4) His first head coaching job was basketball coach at St. Cecilia where he also taught Latin and physics. "Apparently, he was not a bad (basketball coach). That's the thing about Lombardi, he was a leader. He distilled everything to its simplest principles."
5) To relax, he liked to clean out closets at home and read cookbooks. "He was human. And he didn't cook."
6) President Richard Nixon briefly considered him as a VP candidate. That changed when Nixon found out Lombardi was a Democrat. "I don't know where David dug that up. But I trust it."
7) A dying Lombardi had stern advice for New York Jets QB Joe Namath. While the dying Lombardi lay sleeping in his hospital bed, he startled his wife one night by shouting, "Joe Namath. You're not bigger than football! Remember that!!" He's also said to have predicted that Namath's AFL champion Jets would upset the NFL Joel Bitonio XXXXL Jersey champion Colts in Super Bowl III.
8) Had a brownsnflofficialonline.com/Johnny_Manziel_Jersey_Browns gay brother, Harold Lombardi. "He was never disparaging in any way about his brother. "He and a couple of other coaches for Army went there and taught football."
10) He used to screen Army game films for General Douglas MacArthur, a huge fan of Army football. "He had friends in high places."
Reid Cherner has been with USA TODAY since brownsnflofficialonline.com/Joel_Bitonio_Jersey_Browns 1982 and written Game On! since March 2008.
He has covered everything from high schools to horse racing to the college and the pros. The only thing he likes more than his own voice is the sound of readers Johnny Manziel 4XL Jersey telling him when he's right and wrong.

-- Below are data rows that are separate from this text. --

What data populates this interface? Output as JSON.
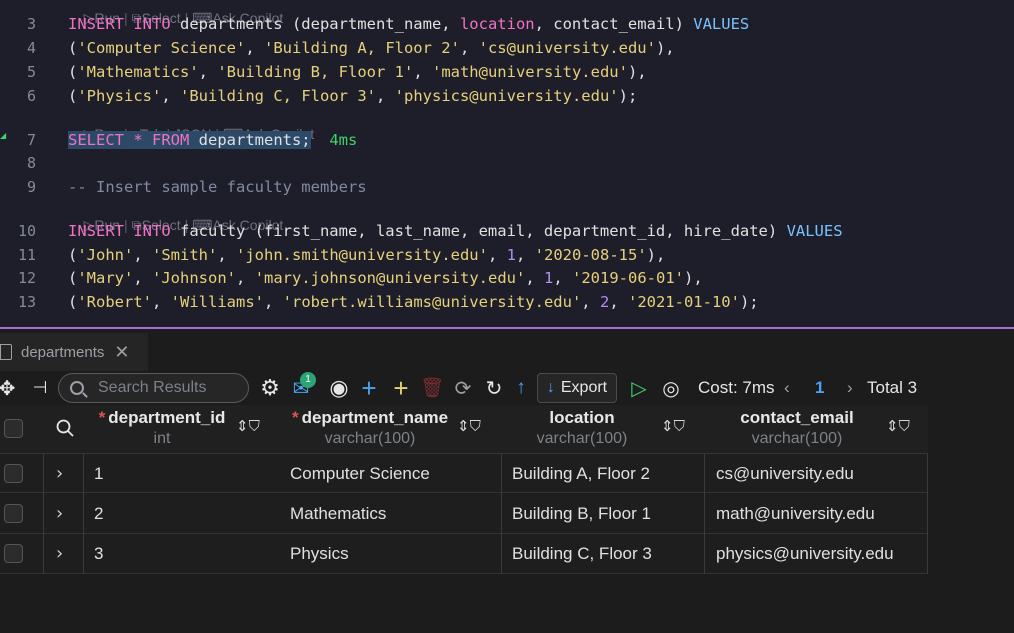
{
  "editor": {
    "codelens_1": {
      "run": "Run",
      "select": "Select",
      "copilot": "Ask Copilot"
    },
    "codelens_2": {
      "run": "Run",
      "tab": "Tab",
      "json": "JSON",
      "copilot": "Ask Copilot"
    },
    "codelens_3": {
      "run": "Run",
      "select": "Select",
      "copilot": "Ask Copilot"
    },
    "lines": {
      "l3": {
        "num": "3",
        "t1": "INSERT INTO",
        "t2": " departments (department_name, ",
        "t3": "location",
        "t4": ", contact_email) ",
        "t5": "VALUES"
      },
      "l4": {
        "num": "4",
        "t1": "(",
        "t2": "'Computer Science'",
        "t3": ", ",
        "t4": "'Building A, Floor 2'",
        "t5": ", ",
        "t6": "'cs@university.edu'",
        "t7": "),"
      },
      "l5": {
        "num": "5",
        "t1": "(",
        "t2": "'Mathematics'",
        "t3": ", ",
        "t4": "'Building B, Floor 1'",
        "t5": ", ",
        "t6": "'math@university.edu'",
        "t7": "),"
      },
      "l6": {
        "num": "6",
        "t1": "(",
        "t2": "'Physics'",
        "t3": ", ",
        "t4": "'Building C, Floor 3'",
        "t5": ", ",
        "t6": "'physics@university.edu'",
        "t7": ");"
      },
      "l7": {
        "num": "7",
        "t1": "SELECT * FROM",
        "t2": " departments;",
        "t3": "4ms"
      },
      "l8": {
        "num": "8"
      },
      "l9": {
        "num": "9",
        "t1": "-- Insert sample faculty members"
      },
      "l10": {
        "num": "10",
        "t1": "INSERT INTO",
        "t2": " faculty (first_name, last_name, email, department_id, hire_date) ",
        "t3": "VALUES"
      },
      "l11": {
        "num": "11",
        "t1": "(",
        "t2": "'John'",
        "t3": ", ",
        "t4": "'Smith'",
        "t5": ", ",
        "t6": "'john.smith@university.edu'",
        "t7": ", ",
        "t8": "1",
        "t9": ", ",
        "t10": "'2020-08-15'",
        "t11": "),"
      },
      "l12": {
        "num": "12",
        "t1": "(",
        "t2": "'Mary'",
        "t3": ", ",
        "t4": "'Johnson'",
        "t5": ", ",
        "t6": "'mary.johnson@university.edu'",
        "t7": ", ",
        "t8": "1",
        "t9": ", ",
        "t10": "'2019-06-01'",
        "t11": "),"
      },
      "l13": {
        "num": "13",
        "t1": "(",
        "t2": "'Robert'",
        "t3": ", ",
        "t4": "'Williams'",
        "t5": ", ",
        "t6": "'robert.williams@university.edu'",
        "t7": ", ",
        "t8": "2",
        "t9": ", ",
        "t10": "'2021-01-10'",
        "t11": ");"
      }
    }
  },
  "panel": {
    "tab_label": "departments",
    "search_placeholder": "Search Results",
    "badge_count": "1",
    "export_label": "Export",
    "cost": "Cost: 7ms",
    "page": "1",
    "total": "Total 3"
  },
  "table": {
    "columns": [
      {
        "name": "department_id",
        "type": "int",
        "required": true
      },
      {
        "name": "department_name",
        "type": "varchar(100)",
        "required": true
      },
      {
        "name": "location",
        "type": "varchar(100)",
        "required": false
      },
      {
        "name": "contact_email",
        "type": "varchar(100)",
        "required": false
      }
    ],
    "rows": [
      [
        "1",
        "Computer Science",
        "Building A, Floor 2",
        "cs@university.edu"
      ],
      [
        "2",
        "Mathematics",
        "Building B, Floor 1",
        "math@university.edu"
      ],
      [
        "3",
        "Physics",
        "Building C, Floor 3",
        "physics@university.edu"
      ]
    ]
  },
  "colors": {
    "accent": "#a36fcf",
    "keyword": "#f072c5",
    "string": "#e5d17a",
    "number": "#b48cf2",
    "success": "#3fd16a"
  }
}
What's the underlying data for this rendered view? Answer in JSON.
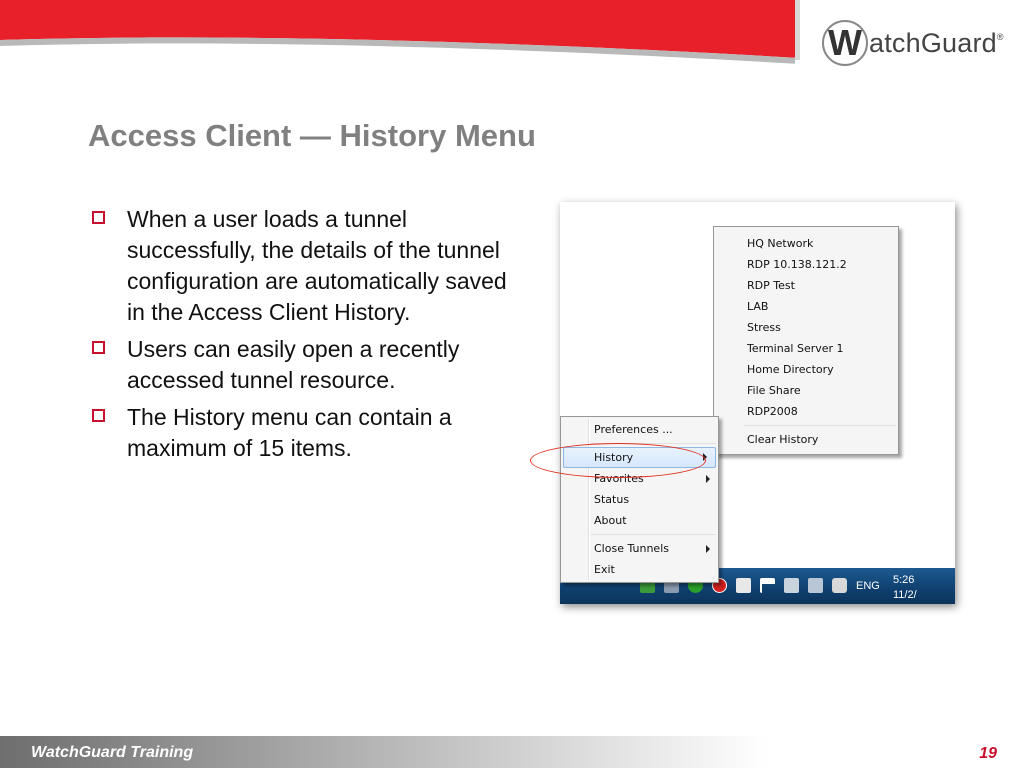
{
  "brand": {
    "logo_letter": "W",
    "logo_text": "atchGuard",
    "logo_mark": "®",
    "red": "#e8202a",
    "grey": "#808080"
  },
  "slide": {
    "title": "Access Client — History Menu",
    "bullets": [
      "When a user loads a tunnel successfully, the details of the tunnel configuration are automatically saved in the Access Client History.",
      "Users can easily open a recently accessed tunnel resource.",
      "The History menu can contain a maximum of 15 items."
    ]
  },
  "context_menu": {
    "items": [
      {
        "label": "Preferences ..."
      },
      {
        "label": "History",
        "highlighted": true,
        "submenu": true
      },
      {
        "label": "Favorites",
        "submenu": true
      },
      {
        "label": "Status"
      },
      {
        "label": "About"
      },
      {
        "label": "Close Tunnels",
        "submenu": true
      },
      {
        "label": "Exit"
      }
    ]
  },
  "history_menu": {
    "items": [
      "HQ Network",
      "RDP 10.138.121.2",
      "RDP Test",
      "LAB",
      "Stress",
      "Terminal Server 1",
      "Home Directory",
      "File Share",
      "RDP2008"
    ],
    "clear_label": "Clear History"
  },
  "taskbar": {
    "language": "ENG",
    "time": "5:26",
    "date": "11/2/",
    "tray_icons": [
      "app-icon",
      "network-icon",
      "chat-icon",
      "watchguard-icon",
      "notes-icon",
      "flag-icon",
      "power-icon",
      "monitor-icon",
      "volume-icon"
    ]
  },
  "footer": {
    "label": "WatchGuard Training",
    "page": "19"
  }
}
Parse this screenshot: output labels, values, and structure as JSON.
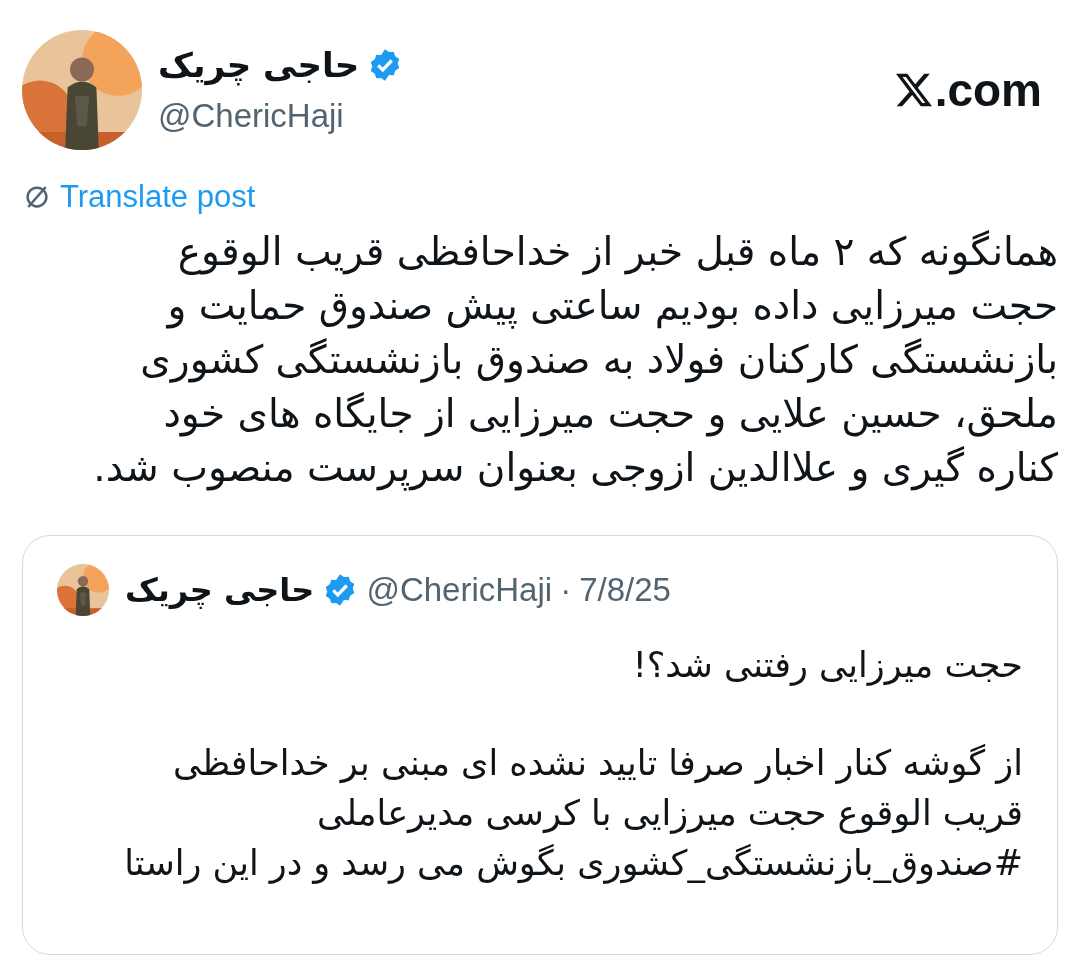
{
  "author": {
    "name": "حاجی چریک",
    "verified": true,
    "handle": "@ChericHaji"
  },
  "site": {
    "suffix": ".com"
  },
  "translate": {
    "label": "Translate post"
  },
  "post": {
    "text": "همانگونه که ۲ ماه قبل خبر از خداحافظی قریب الوقوع\nحجت میرزایی داده بودیم ساعتی پیش صندوق حمایت و\nبازنشستگی کارکنان فولاد به صندوق بازنشستگی کشوری\nملحق، حسین علایی و حجت میرزایی از جایگاه های خود\nکناره گیری و علاالدین ازوجی بعنوان سرپرست منصوب شد."
  },
  "quote": {
    "name": "حاجی چریک",
    "verified": true,
    "handle": "@ChericHaji",
    "separator": "·",
    "date": "7/8/25",
    "paragraphs": [
      "حجت میرزایی رفتنی شد؟!",
      "از گوشه کنار اخبار صرفا تایید نشده ای مبنی بر خداحافظی\nقریب الوقوع حجت میرزایی با کرسی مدیرعاملی\n#صندوق_بازنشستگی_کشوری بگوش می رسد و در این راستا"
    ]
  }
}
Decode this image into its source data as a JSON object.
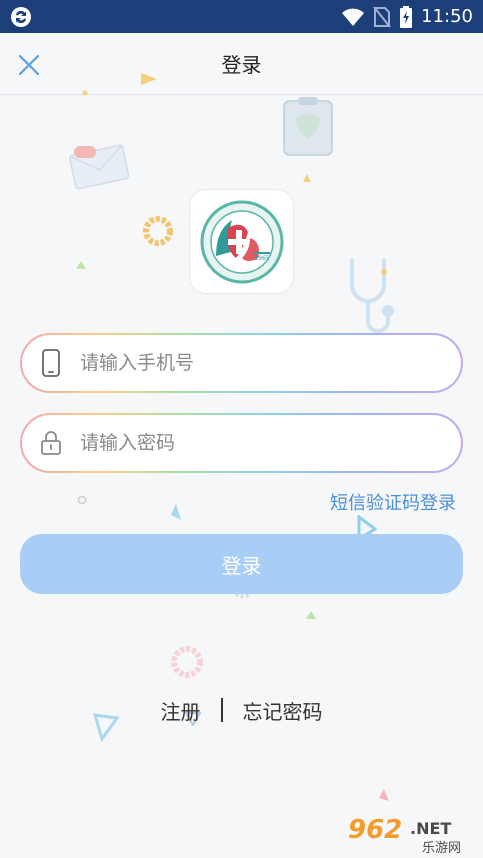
{
  "status_bar": {
    "time": "11:50",
    "icons": [
      "app-icon",
      "wifi-icon",
      "no-sim-icon",
      "battery-icon"
    ]
  },
  "header": {
    "title": "登录",
    "close_icon": "close-icon"
  },
  "logo": {
    "year": "1965"
  },
  "form": {
    "phone_placeholder": "请输入手机号",
    "password_placeholder": "请输入密码",
    "sms_login_link": "短信验证码登录",
    "login_button": "登录"
  },
  "footer": {
    "register": "注册",
    "forgot_password": "忘记密码"
  },
  "watermark": {
    "brand": "962",
    "suffix": ".NET",
    "sub": "乐游网"
  },
  "colors": {
    "status_bar": "#1c3f7a",
    "background": "#f6f7f9",
    "link": "#4a90d9",
    "button": "#a8cdf6",
    "close_icon": "#5aa0e0"
  }
}
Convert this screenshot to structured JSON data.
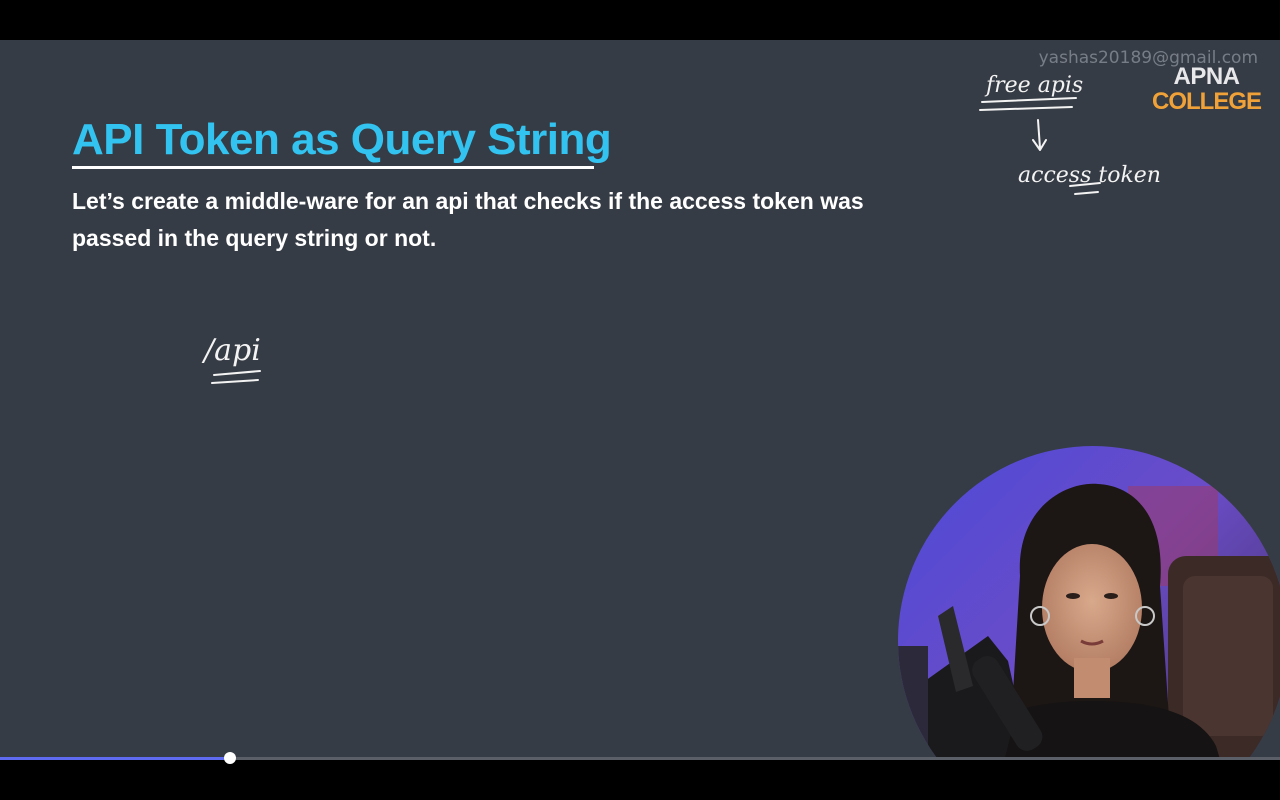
{
  "slide": {
    "title": "API Token as Query String",
    "subtitle": "Let’s create a middle-ware for an api that checks if the access token was passed in the query string or not.",
    "watermark": "yashas20189@gmail.com",
    "logo": {
      "line1": "APNA",
      "line2": "COLLEGE"
    }
  },
  "annotations": {
    "top_right_1": "free apis",
    "top_right_2": "access token",
    "left": "/api"
  },
  "player": {
    "progress_fraction": 0.18
  },
  "colors": {
    "slide_bg": "#363c45",
    "title": "#33c3f0",
    "logo_accent": "#f0a238",
    "progress": "#5f6cf2"
  }
}
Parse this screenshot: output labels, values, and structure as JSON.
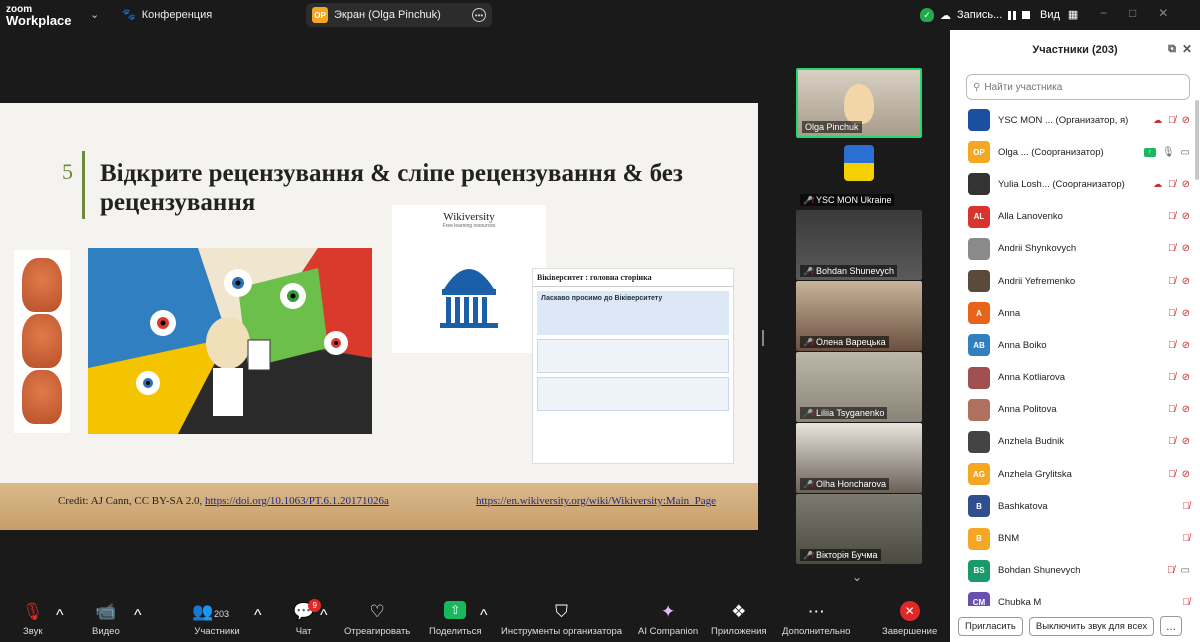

Michael Hiestand has covered sports media and marketing for USA TODAY, tackling the sports biz ranging from what's behind mega events such as the Olympics and Super Bowl to the sometimes hidden numbers behind the sports world's bottom line.